On Thursday night I participated in a #lrnchat session on Twitter with other people interested in learning.  The theme of the chat was, "learning from each other socially in different ways."  I logged on a few minutes early and was politely greeted by a few others who were already there.  At the appointed start time, the chat leader began tweeting the rules.  They appeared on screen one by one, interspersed with greetings from other chatters who were just arriving.  There were seven rules in all.  The gist of which I have repeated here:
  1. Introduce yourself and your location
  2. Share your favorite topics
  3. Write complete thoughts so those seeing your tweets outside of the chat will understand them
  4. Play nice (but sarcasm was welcomed!)
  5. Periodically retweet so others will understand the context of your responses  (I didn't get this at first, but I got it now)
  6. Remember to include #lrnchat in all posts (Putting this at the end of your tweets includes your post in the chat stream)
  7. Five minutes before the end of the session, let the group know if you need anything from them and then close by reintroducing yourself
After all the rules were read, several threads of discussion took place.   I paid attention and participated in a few, but there were several others that went right by me.

The first thread I followed had responses to a prompt asking, "What have you learned this week?"   Some learned about instructional design, some about twitter; I typed that I learned there is a community of learners that meets through Tweetchat on Thursday nights.
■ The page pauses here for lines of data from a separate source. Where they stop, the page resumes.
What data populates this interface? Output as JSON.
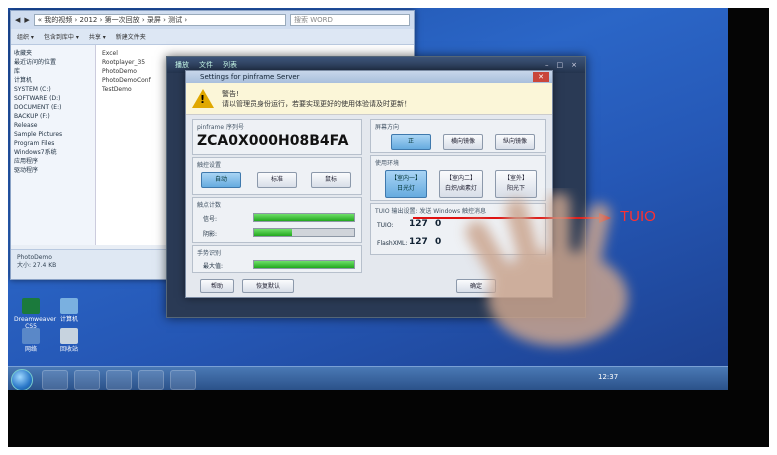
{
  "explorer": {
    "address": "« 我的视频 › 2012 › 第一次回放 › 录屏 › 测试 ›",
    "search_placeholder": "搜索 WORD",
    "toolbar": [
      "组织 ▾",
      "包含到库中 ▾",
      "共享 ▾",
      "新建文件夹"
    ],
    "nav_items": [
      "收藏夹",
      "最近访问的位置",
      "库",
      "计算机",
      "SYSTEM (C:)",
      "SOFTWARE (D:)",
      "DOCUMENT (E:)",
      "BACKUP (F:)",
      "Release",
      "Sample Pictures",
      "Program Files",
      "Windows7系统",
      "应用程序",
      "驱动程序"
    ],
    "files": [
      "Excel",
      "Rootplayer_35",
      "PhotoDemo",
      "PhotoDemoConf",
      "TestDemo"
    ],
    "status_name": "PhotoDemo",
    "status_size": "大小: 27.4 KB"
  },
  "player": {
    "tabs": [
      "播放",
      "文件",
      "列表"
    ],
    "window_controls": [
      "–",
      "□",
      "×"
    ]
  },
  "dialog": {
    "title": "Settings for pinframe Server",
    "warning_title": "警告!",
    "warning_text": "请以管理员身份运行，若要实现更好的使用体验请及时更新！",
    "serial_label": "pinframe 序列号",
    "serial": "ZCA0X000H08B4FA",
    "mode_label": "触控设置",
    "mode_buttons": [
      "自动",
      "标准",
      "鼠标"
    ],
    "sensor_label": "触点计数",
    "sensor_rows": [
      {
        "label": "信号:",
        "level": 1.0
      },
      {
        "label": "阴影:",
        "level": 0.38
      }
    ],
    "touch_label": "手势识别",
    "touch_rows": [
      {
        "label": "最大值:",
        "level": 1.0
      }
    ],
    "orientation_label": "屏幕方向",
    "orientation_buttons": [
      "正",
      "横向镜像",
      "纵向镜像"
    ],
    "use_label": "使用环境",
    "use_buttons": [
      "【室内一】\n日光灯",
      "【室内二】\n白炽/卤素灯",
      "【室外】\n阳光下"
    ],
    "tuio_label": "TUIO 输出设置: 发送 Windows 触控消息",
    "ip_rows": [
      {
        "label": "TUIO:",
        "values": [
          "127",
          "0"
        ]
      },
      {
        "label": "FlashXML:",
        "values": [
          "127",
          "0"
        ]
      }
    ],
    "bottom_buttons": [
      "帮助",
      "恢复默认"
    ],
    "ok_button": "确定"
  },
  "annotation": {
    "label": "TUIO",
    "color": "#e01010"
  },
  "desktop_icons": [
    {
      "label": "Dreamweaver CS5"
    },
    {
      "label": "计算机"
    },
    {
      "label": "网络"
    },
    {
      "label": "回收站"
    }
  ],
  "taskbar": {
    "clock": "12:37"
  }
}
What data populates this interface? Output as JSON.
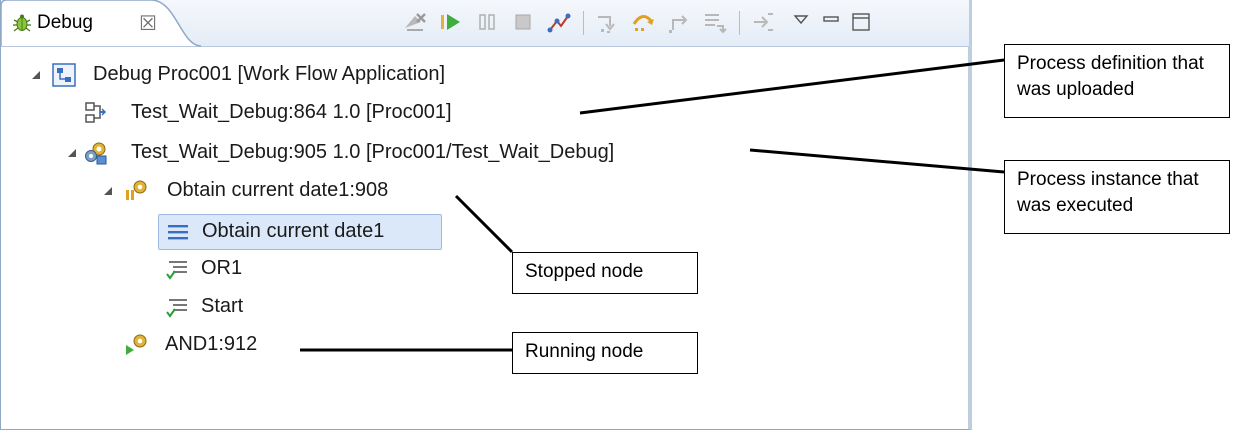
{
  "panel": {
    "tab_label": "Debug",
    "tab_close": "☒",
    "toolbar": [
      "remove-terminated-icon",
      "resume-icon",
      "suspend-icon",
      "terminate-icon",
      "disconnect-icon",
      "step-into-icon",
      "step-over-icon",
      "step-return-icon",
      "drop-to-frame-icon",
      "use-step-filters-icon",
      "view-menu-icon",
      "minimize-icon",
      "maximize-icon"
    ]
  },
  "tree": {
    "root": "Debug Proc001 [Work Flow Application]",
    "definition": "Test_Wait_Debug:864 1.0 [Proc001]",
    "instance": "Test_Wait_Debug:905 1.0 [Proc001/Test_Wait_Debug]",
    "thread_obtain": "Obtain current date1:908",
    "frame_obtain": "Obtain current date1",
    "frame_or": "OR1",
    "frame_start": "Start",
    "thread_and": "AND1:912"
  },
  "callouts": {
    "definition": "Process definition that was uploaded",
    "instance": "Process instance that was executed",
    "stopped": "Stopped node",
    "running": "Running node"
  },
  "colors": {
    "tab_border": "#8fa8c8",
    "selection": "#dbe8fa",
    "resume": "#3fae3f",
    "terminate": "#c0392b",
    "step": "#e0a020"
  }
}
Then we began to discuss social learning.  One person suggested social learning is the convergence of ideas. Someone else suggested that all learning is social.  Several people refuted this with examples and testimony.  I asked, "How does social learning fit into the corporate learning world with its security restrictions and data privacy concerns?"  One person sent me a direct response saying, "It doesn''s the very antithesis...uncontrolled by "the man" and self/group constructed."   I thought that was interesting, since one of my goals is to learn how to bring these tools into the corporate learning environment.  I'll be thinking about this one for a while.
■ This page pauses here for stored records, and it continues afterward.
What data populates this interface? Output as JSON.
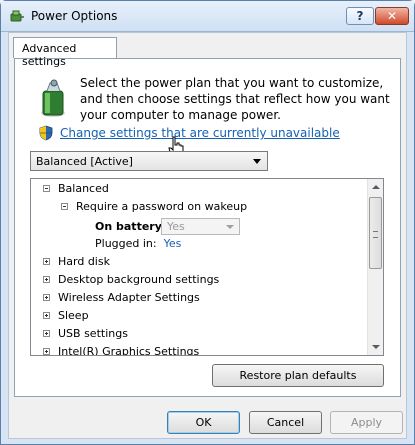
{
  "window": {
    "title": "Power Options"
  },
  "titlebar": {
    "help_label": "?",
    "close_label": "✕"
  },
  "tab": {
    "label": "Advanced settings"
  },
  "intro": {
    "text": "Select the power plan that you want to customize, and then choose settings that reflect how you want your computer to manage power."
  },
  "link": {
    "text": "Change settings that are currently unavailable"
  },
  "plan_select": {
    "value": "Balanced [Active]"
  },
  "tree": {
    "items": [
      {
        "label": "Balanced",
        "expanded": true
      },
      {
        "label": "Require a password on wakeup",
        "expanded": true
      },
      {
        "label": "Hard disk",
        "expanded": false
      },
      {
        "label": "Desktop background settings",
        "expanded": false
      },
      {
        "label": "Wireless Adapter Settings",
        "expanded": false
      },
      {
        "label": "Sleep",
        "expanded": false
      },
      {
        "label": "USB settings",
        "expanded": false
      },
      {
        "label": "Intel(R) Graphics Settings",
        "expanded": false
      }
    ],
    "on_battery": {
      "label": "On battery:",
      "value": "Yes"
    },
    "plugged_in": {
      "label": "Plugged in:",
      "value": "Yes"
    }
  },
  "buttons": {
    "restore": "Restore plan defaults",
    "ok": "OK",
    "cancel": "Cancel",
    "apply": "Apply"
  },
  "colors": {
    "link": "#1561b3",
    "panel_border": "#8da2b5",
    "title_gradient": "#cfe0f3"
  },
  "icons": [
    "power-options-icon",
    "battery-plan-icon",
    "uac-shield-icon",
    "hand-cursor-icon"
  ]
}
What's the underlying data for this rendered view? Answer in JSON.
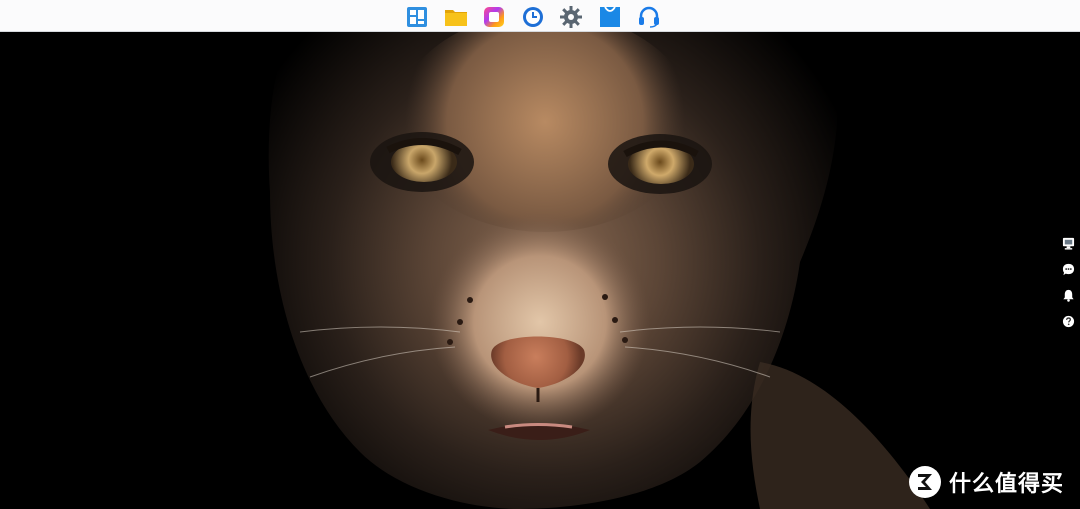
{
  "dock": {
    "background": "#fbfbfc",
    "apps": [
      {
        "icon": "main-menu-icon",
        "color": "#2f8fe0"
      },
      {
        "icon": "file-station-icon",
        "color": "#f5b50a"
      },
      {
        "icon": "photos-icon",
        "color": "#b03cf0"
      },
      {
        "icon": "clock-backup-icon",
        "color": "#1e6fd6"
      },
      {
        "icon": "control-panel-gear-icon",
        "color": "#5a6672"
      },
      {
        "icon": "package-center-icon",
        "color": "#1a88e6"
      },
      {
        "icon": "support-headset-icon",
        "color": "#1a7be8"
      }
    ]
  },
  "side_widgets": [
    {
      "icon": "system-health-monitor-icon"
    },
    {
      "icon": "chat-message-icon"
    },
    {
      "icon": "notification-bell-icon"
    },
    {
      "icon": "help-question-icon"
    }
  ],
  "wallpaper": {
    "subject": "lynx-face-photo",
    "background_color": "#000000"
  },
  "watermark": {
    "text": "什么值得买",
    "logo_icon": "smzdm-logo-icon"
  }
}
Someone asked, "If Socrates coulda' tweeted...would that be social learning?"  This garnered the response: Socratweets!

After all of this, a good discussion thread got started on learning measurement.  Certainly it is difficult to get a handle on the impact that learning through social media could have on a business.  It was clear that this issue creates a barrier for acceptance in the corporate learning world.
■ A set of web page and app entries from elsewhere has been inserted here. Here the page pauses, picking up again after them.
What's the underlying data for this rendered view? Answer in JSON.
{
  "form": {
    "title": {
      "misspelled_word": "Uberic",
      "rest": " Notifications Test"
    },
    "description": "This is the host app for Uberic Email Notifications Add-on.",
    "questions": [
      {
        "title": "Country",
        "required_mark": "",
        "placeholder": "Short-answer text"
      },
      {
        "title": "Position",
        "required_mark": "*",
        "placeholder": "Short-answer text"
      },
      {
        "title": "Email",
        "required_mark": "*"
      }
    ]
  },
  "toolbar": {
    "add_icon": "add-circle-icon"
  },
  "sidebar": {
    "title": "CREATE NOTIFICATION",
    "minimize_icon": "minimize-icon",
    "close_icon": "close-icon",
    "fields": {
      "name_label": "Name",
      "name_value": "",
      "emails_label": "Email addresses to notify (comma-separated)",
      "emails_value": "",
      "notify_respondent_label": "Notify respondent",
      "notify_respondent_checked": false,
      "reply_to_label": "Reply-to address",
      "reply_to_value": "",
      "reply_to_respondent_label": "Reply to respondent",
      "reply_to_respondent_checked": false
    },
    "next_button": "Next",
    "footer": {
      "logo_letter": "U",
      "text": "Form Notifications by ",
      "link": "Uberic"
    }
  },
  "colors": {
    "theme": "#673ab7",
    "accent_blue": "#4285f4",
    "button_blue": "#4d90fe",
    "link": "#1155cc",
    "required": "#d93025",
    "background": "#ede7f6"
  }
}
In all, the chat lasted ninety minutes.  I had fun participating in it and afterwards - as a good learner should do - I took time to reflect.  So here is a brief summary of my thoughts about my experiences with social learning this week:
  1. I have been blogging for about two months now.  During that time I have been reading and connecting with other bloggers.  It is through one of these connections that I discovered the existence of the #lrnchat group
  2. By linking back to another blogger who read and commented on one of my blogs, I learned some of the vocabulary and syntax used to make tweeting more effective
  3. Through #lrnchat, I learned that there is more to twitter than just isolated tweets
  4. I learned that twitter can be effective for learning if you have people with common interests all tweeting together at the same time
  5. I learned you can make your tweeting more meaningful by using techniques like retweeting, direct replies, and writing complete thoughts
So I think I'm beginning to get the idea of social learning.  I'm not ready to include it in my instructional strategies at work yet, but I'm hopeful that I will be able to at some point.

For you curious social anthropologist types, here is a link to Thursday's #lrnchat transcript.  Be warned, you have to navigate through the zigzag nature of the discussion threads.  As a matter of fact, someone in the group suggested coining a new term for this: Zigzag Learning.  You can also see my contributions to the discussion in isolation by going to  and viewing my posts dated Thursday, October 1.